**REQUIREMENT:** Report how many lines of the entries below contain the word "When", and nothing more.

**RECORDS TO USE:**
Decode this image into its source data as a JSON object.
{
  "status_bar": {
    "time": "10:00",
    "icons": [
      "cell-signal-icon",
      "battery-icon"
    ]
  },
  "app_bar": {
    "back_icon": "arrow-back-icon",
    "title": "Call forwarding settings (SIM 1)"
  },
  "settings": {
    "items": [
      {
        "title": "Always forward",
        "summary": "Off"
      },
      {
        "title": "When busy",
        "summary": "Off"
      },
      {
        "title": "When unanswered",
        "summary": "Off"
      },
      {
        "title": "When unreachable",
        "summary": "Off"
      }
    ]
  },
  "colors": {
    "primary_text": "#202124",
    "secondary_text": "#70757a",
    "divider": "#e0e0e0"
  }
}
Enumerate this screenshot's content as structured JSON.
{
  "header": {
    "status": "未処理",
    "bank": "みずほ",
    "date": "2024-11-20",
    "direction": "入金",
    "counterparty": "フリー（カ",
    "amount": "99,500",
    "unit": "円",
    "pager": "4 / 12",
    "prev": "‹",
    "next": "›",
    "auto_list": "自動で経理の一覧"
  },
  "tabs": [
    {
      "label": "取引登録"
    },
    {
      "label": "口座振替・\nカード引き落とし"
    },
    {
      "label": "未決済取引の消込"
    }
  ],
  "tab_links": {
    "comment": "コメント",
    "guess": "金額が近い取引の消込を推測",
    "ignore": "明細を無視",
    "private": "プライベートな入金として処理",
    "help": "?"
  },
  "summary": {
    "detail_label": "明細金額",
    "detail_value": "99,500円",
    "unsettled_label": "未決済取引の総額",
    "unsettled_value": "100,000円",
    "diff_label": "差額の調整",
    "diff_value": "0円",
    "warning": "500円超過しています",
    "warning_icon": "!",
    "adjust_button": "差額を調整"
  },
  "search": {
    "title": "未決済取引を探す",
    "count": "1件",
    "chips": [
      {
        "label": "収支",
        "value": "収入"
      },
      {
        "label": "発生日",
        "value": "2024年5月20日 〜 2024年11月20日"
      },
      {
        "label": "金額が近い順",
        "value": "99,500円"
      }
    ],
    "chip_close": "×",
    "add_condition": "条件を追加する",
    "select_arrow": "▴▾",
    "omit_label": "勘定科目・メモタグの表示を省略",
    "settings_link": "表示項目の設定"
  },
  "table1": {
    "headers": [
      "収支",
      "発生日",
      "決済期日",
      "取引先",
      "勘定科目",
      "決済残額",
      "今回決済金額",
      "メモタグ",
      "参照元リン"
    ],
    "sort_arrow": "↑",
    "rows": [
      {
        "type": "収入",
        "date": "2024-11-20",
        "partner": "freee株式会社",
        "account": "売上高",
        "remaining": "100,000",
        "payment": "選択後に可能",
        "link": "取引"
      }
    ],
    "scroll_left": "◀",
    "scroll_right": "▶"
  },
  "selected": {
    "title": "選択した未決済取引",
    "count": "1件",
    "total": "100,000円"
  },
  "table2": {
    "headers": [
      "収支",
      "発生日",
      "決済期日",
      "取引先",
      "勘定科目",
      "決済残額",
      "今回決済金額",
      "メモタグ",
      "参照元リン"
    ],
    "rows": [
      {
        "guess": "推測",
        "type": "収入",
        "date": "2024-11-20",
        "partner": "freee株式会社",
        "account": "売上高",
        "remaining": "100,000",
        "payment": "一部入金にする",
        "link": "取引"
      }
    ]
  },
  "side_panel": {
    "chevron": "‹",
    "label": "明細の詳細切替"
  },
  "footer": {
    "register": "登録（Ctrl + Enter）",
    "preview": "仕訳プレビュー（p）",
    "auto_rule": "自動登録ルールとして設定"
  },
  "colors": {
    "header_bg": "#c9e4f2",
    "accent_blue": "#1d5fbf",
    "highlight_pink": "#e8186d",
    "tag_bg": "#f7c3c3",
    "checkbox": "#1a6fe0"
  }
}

**OUTPUT FOR THIS EXERCISE:** 3